*** Source data ***

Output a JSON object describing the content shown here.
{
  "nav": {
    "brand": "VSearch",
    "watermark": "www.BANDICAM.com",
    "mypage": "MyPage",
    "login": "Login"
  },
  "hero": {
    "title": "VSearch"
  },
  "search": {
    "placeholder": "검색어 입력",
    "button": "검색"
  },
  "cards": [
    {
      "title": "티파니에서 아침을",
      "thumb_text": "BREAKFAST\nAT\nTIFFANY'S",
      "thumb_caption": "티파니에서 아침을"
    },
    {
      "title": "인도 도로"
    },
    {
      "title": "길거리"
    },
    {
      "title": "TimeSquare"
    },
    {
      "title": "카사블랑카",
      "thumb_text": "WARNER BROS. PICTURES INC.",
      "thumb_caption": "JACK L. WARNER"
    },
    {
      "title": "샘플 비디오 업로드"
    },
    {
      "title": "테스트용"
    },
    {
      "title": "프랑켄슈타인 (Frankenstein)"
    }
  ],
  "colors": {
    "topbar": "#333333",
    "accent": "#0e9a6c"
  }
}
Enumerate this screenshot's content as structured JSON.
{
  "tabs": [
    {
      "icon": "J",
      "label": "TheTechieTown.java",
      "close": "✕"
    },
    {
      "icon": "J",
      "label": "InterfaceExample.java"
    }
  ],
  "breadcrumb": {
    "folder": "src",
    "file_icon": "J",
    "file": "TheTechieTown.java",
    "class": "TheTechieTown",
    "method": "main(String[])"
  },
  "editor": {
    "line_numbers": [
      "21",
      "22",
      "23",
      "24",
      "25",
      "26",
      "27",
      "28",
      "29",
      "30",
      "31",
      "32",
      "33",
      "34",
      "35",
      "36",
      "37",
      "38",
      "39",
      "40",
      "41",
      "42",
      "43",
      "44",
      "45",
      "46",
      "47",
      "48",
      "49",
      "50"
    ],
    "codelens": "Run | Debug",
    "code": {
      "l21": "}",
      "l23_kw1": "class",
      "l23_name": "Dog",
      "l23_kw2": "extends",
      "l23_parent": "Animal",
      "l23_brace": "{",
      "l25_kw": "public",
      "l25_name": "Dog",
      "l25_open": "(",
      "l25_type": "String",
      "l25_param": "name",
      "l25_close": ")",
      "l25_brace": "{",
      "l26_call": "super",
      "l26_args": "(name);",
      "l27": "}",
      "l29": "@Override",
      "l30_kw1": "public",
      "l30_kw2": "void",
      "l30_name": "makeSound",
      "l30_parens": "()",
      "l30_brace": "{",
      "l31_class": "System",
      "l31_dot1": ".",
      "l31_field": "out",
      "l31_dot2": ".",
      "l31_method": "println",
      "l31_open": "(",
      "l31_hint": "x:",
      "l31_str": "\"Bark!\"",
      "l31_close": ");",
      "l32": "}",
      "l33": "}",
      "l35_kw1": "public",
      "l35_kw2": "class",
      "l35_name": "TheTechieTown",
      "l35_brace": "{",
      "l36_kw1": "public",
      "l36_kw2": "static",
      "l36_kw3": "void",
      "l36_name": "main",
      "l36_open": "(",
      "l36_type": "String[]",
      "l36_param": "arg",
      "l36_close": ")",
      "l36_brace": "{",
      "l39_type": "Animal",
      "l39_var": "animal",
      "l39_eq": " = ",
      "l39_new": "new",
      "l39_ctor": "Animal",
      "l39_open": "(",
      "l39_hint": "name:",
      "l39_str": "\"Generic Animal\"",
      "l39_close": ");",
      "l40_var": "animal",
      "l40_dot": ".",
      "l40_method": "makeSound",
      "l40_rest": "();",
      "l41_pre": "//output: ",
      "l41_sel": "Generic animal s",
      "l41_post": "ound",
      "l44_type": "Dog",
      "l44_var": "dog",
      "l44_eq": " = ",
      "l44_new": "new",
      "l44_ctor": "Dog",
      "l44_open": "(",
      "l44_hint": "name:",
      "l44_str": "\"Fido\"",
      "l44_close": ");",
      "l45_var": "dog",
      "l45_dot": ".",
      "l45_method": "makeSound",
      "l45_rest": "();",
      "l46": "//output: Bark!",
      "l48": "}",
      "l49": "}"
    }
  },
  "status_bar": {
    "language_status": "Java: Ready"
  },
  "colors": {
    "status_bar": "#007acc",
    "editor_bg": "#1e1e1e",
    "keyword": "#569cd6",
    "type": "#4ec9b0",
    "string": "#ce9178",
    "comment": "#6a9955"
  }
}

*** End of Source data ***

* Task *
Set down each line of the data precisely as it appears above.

* Worked solution *
Output a JSON object describing the content shown here.
{
  "nav": {
    "brand": "VSearch",
    "watermark": "www.BANDICAM.com",
    "mypage": "MyPage",
    "login": "Login"
  },
  "hero": {
    "title": "VSearch"
  },
  "search": {
    "placeholder": "검색어 입력",
    "button": "검색"
  },
  "cards": [
    {
      "title": "티파니에서 아침을",
      "thumb_text": "BREAKFAST\nAT\nTIFFANY'S",
      "thumb_caption": "티파니에서 아침을"
    },
    {
      "title": "인도 도로"
    },
    {
      "title": "길거리"
    },
    {
      "title": "TimeSquare"
    },
    {
      "title": "카사블랑카",
      "thumb_text": "WARNER BROS. PICTURES INC.",
      "thumb_caption": "JACK L. WARNER"
    },
    {
      "title": "샘플 비디오 업로드"
    },
    {
      "title": "테스트용"
    },
    {
      "title": "프랑켄슈타인 (Frankenstein)"
    }
  ],
  "colors": {
    "topbar": "#333333",
    "accent": "#0e9a6c"
  }
}
Enumerate this screenshot's content as structured JSON.
{
  "tabs": [
    {
      "icon": "J",
      "label": "TheTechieTown.java",
      "close": "✕"
    },
    {
      "icon": "J",
      "label": "InterfaceExample.java"
    }
  ],
  "breadcrumb": {
    "folder": "src",
    "file_icon": "J",
    "file": "TheTechieTown.java",
    "class": "TheTechieTown",
    "method": "main(String[])"
  },
  "editor": {
    "line_numbers": [
      "21",
      "22",
      "23",
      "24",
      "25",
      "26",
      "27",
      "28",
      "29",
      "30",
      "31",
      "32",
      "33",
      "34",
      "35",
      "36",
      "37",
      "38",
      "39",
      "40",
      "41",
      "42",
      "43",
      "44",
      "45",
      "46",
      "47",
      "48",
      "49",
      "50"
    ],
    "codelens": "Run | Debug",
    "code": {
      "l21": "}",
      "l23_kw1": "class",
      "l23_name": "Dog",
      "l23_kw2": "extends",
      "l23_parent": "Animal",
      "l23_brace": "{",
      "l25_kw": "public",
      "l25_name": "Dog",
      "l25_open": "(",
      "l25_type": "String",
      "l25_param": "name",
      "l25_close": ")",
      "l25_brace": "{",
      "l26_call": "super",
      "l26_args": "(name);",
      "l27": "}",
      "l29": "@Override",
      "l30_kw1": "public",
      "l30_kw2": "void",
      "l30_name": "makeSound",
      "l30_parens": "()",
      "l30_brace": "{",
      "l31_class": "System",
      "l31_dot1": ".",
      "l31_field": "out",
      "l31_dot2": ".",
      "l31_method": "println",
      "l31_open": "(",
      "l31_hint": "x:",
      "l31_str": "\"Bark!\"",
      "l31_close": ");",
      "l32": "}",
      "l33": "}",
      "l35_kw1": "public",
      "l35_kw2": "class",
      "l35_name": "TheTechieTown",
      "l35_brace": "{",
      "l36_kw1": "public",
      "l36_kw2": "static",
      "l36_kw3": "void",
      "l36_name": "main",
      "l36_open": "(",
      "l36_type": "String[]",
      "l36_param": "arg",
      "l36_close": ")",
      "l36_brace": "{",
      "l39_type": "Animal",
      "l39_var": "animal",
      "l39_eq": " = ",
      "l39_new": "new",
      "l39_ctor": "Animal",
      "l39_open": "(",
      "l39_hint": "name:",
      "l39_str": "\"Generic Animal\"",
      "l39_close": ");",
      "l40_var": "animal",
      "l40_dot": ".",
      "l40_method": "makeSound",
      "l40_rest": "();",
      "l41_pre": "//output: ",
      "l41_sel": "Generic animal s",
      "l41_post": "ound",
      "l44_type": "Dog",
      "l44_var": "dog",
      "l44_eq": " = ",
      "l44_new": "new",
      "l44_ctor": "Dog",
      "l44_open": "(",
      "l44_hint": "name:",
      "l44_str": "\"Fido\"",
      "l44_close": ");",
      "l45_var": "dog",
      "l45_dot": ".",
      "l45_method": "makeSound",
      "l45_rest": "();",
      "l46": "//output: Bark!",
      "l48": "}",
      "l49": "}"
    }
  },
  "status_bar": {
    "language_status": "Java: Ready"
  },
  "colors": {
    "status_bar": "#007acc",
    "editor_bg": "#1e1e1e",
    "keyword": "#569cd6",
    "type": "#4ec9b0",
    "string": "#ce9178",
    "comment": "#6a9955"
  }
}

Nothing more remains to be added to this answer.